(Stored items)

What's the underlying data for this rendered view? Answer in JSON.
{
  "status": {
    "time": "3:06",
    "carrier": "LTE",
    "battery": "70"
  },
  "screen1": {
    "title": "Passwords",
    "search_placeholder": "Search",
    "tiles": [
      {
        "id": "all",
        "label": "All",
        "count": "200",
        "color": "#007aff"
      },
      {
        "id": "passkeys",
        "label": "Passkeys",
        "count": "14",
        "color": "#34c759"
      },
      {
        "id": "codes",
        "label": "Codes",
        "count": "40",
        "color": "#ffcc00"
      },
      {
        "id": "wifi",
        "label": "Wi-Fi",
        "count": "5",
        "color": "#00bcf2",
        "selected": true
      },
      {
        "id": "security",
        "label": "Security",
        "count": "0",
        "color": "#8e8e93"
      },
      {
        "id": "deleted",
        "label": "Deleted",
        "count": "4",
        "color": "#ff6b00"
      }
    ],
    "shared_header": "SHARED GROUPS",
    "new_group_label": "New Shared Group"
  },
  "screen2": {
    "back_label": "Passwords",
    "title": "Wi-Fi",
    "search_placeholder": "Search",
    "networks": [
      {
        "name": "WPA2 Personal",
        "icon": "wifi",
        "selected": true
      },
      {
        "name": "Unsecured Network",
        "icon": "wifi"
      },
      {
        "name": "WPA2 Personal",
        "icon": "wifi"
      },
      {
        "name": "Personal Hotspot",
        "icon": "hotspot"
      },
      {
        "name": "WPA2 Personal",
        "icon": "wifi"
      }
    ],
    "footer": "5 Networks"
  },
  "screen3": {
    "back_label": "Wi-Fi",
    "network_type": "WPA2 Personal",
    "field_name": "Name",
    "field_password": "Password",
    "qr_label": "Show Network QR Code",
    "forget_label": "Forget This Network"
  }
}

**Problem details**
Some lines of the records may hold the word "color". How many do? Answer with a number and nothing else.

**Task response**
6